When I was in elementary school, I loved to romp in the swampy woodlands behind my neighborhood. During winter, my friends and I would fearlessly traverse over icy leaves and frozen mud, taking shortcuts to favorite destinations, like the local reservoir. As the upland woods and meadows continued to lay dormant, these forested wetlands were the earliest places to come back to life.
Before the first robin, another, less adored creature heralds the coming of spring. As a kid playing in the woods, I knew spring was just around the corner by the emergence of the odd, skunk cabbage, Symplocarpus foetidus. One of the first plants to surface, skunk cabbage appears as early as February, often popping through snow. In fact, the respiration from a skunk cabbage often creates enough heat to melt snow surrounding the plant.

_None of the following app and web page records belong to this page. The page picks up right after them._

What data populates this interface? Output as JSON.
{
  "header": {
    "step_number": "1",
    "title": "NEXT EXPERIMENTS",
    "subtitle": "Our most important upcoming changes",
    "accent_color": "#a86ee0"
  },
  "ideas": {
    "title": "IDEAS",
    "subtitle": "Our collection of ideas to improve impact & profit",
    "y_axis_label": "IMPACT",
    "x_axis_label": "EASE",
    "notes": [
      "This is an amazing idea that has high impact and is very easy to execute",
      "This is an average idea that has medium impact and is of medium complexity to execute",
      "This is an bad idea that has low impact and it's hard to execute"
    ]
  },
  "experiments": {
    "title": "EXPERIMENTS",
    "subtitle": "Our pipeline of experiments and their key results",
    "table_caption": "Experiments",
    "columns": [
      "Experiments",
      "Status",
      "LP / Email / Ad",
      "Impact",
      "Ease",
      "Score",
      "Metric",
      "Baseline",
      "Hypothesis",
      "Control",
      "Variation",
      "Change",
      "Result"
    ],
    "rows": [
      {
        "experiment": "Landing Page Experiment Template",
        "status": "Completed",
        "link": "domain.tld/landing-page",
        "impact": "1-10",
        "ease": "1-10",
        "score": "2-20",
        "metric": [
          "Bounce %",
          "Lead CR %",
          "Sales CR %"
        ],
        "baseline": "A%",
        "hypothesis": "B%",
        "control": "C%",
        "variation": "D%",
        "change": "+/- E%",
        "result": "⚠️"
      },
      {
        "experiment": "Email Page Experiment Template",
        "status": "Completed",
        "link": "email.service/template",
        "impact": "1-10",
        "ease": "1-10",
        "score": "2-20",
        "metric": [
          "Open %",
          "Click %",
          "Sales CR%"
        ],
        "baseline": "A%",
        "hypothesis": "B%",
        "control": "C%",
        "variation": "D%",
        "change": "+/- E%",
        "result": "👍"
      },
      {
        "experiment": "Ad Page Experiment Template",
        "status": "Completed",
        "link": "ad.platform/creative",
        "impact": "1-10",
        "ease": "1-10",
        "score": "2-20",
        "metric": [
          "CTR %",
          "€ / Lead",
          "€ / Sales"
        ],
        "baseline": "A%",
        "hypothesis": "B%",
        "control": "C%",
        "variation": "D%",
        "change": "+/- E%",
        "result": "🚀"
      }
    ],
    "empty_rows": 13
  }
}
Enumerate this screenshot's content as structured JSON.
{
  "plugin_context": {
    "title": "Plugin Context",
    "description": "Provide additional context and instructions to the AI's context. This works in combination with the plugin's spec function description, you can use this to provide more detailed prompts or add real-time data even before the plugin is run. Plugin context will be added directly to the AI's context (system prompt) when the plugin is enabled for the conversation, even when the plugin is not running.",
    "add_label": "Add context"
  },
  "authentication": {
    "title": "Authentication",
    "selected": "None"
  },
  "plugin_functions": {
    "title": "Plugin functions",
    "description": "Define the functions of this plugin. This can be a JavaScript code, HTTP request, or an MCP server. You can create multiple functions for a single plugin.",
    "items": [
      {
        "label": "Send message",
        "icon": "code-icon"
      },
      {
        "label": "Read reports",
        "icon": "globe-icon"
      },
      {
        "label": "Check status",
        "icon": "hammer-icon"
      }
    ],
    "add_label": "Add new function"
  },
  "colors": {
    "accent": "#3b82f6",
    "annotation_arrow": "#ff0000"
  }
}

Skunk cabbage is a low-growing herbaceous plant found in swamps, wet woods and stream borders. The common name comes from the plant's large, cabbage-like leaves. The name also alludes to the strong, fetid smell emitted when certain parts of the plant are touched or bruised. Some describe the smell as resembling the smell of skunk. It has also been described as musky, garlicky or similar to decaying flesh. The species name for skunk cabbage, the Latin word, foetidus, means "to stink."
Chemicals in the plant produce the unpleasant odor. Skatole is a crystalline compound that has a feces-like smell and cadaverine is an organic compound produced by decomposing bacteria. It is believed that the plant mimics this putrid smell to attract insects that specialize in scavenging dead and fecal matter. The insects, lured by the odor, help to pollinate the plant.
Skunk cabbage looks as odd as its smells. A purple-streaked hood, known as a spathe, wraps around and over the knob-shaped flower cluster known as a spadix. The spathe pokes through the ground in February. By March or April, flesh-colored flowers appear on the spadix. The respiration of the spadix warms the surrounding air and the enveloping spathe helps to insulate the plant, creating a microclimate of constant warmth.
The flowers develop female parts first, beginning at the top of the spadix. By the time female flowers emerge at the bottom of the spadix, males parts have developed at the top.
An opening of the spathe allows some of spring's earliest flying insects, including flies and beetles, to enter and pollinate the plant. Because it is such an early flowering plant, skunk cabbage may be one of the first pollen sources for honey bees.
After pollination, the spadix bends toward the ground and the spathe disintegrates. Large, rolled-up leaves emerge on thick stalks. After unrolling, these green leaves continue to grow, often becoming 2 feet long by summer. The spadix turns black and becomes a compound fruit. The large seeds are eaten by wood ducks and game birds such as pheasant, grouse and bobwhite quail.
Skunk cabbage originated in Asia. Like humans, the plant migrated to North America by a land bridge that once existed between Siberia and Alaska. This common wetland plant is now found from southern Canada, through the northeast United States, south to Georgia and west to Iowa.
Another, more familiar plant is also found in damp woods and swamps. Jack-in-the-pulpit, Arisaema triphyllum, appears as early as March. It, too, sports a purple-and-green mottled spathe (the pulpit) enveloping a club-shaped spadix (the Jack) of male and female flowers. The spathe is vase-shaped and tapering to a delicate point. Flowering occurs later than skunk cabbage, usually March through June. The fruit, a cluster of red berries on the spadix, appears late in the summer through fall and is relished by pheasant, turkey and wood thrush. Jack-in-the-pulpit ranges from Nova Scotia and New Brunswick to Minnesota and south to Florida and eastern Texas.
Both plants, members of the arum family of plants, contain needle-like crystals of calcium oxalate that produce a burning sensation if the plant parts are eaten raw. Drying eliminates this unpleasant characteristic. Dried skunk cabbage leaves can be added to soups and stews, and the roots can be ground into flour. Native Americans gathered the fleshy taproots of Jack-in-the-pulpit as a vegetable.
As a child, whenever I spied these odd-shaped plants peaking out of the ground, I knew that spring was not far behind. The frozen shortcuts that I had become accustomed to throughout the winter would soon be gone. Temperatures would steadily climb, causing a gradual thaw. The ground would turn even soggier with April rains. I would no longer be able to traverse these wetlands, as the weight of my 12 years would surely cause me to sink at least ankle-deep in muck.
Soon I would have to hike the longer trails, bypassing the swamps. Soon I would be confined to the higher grounds of spring.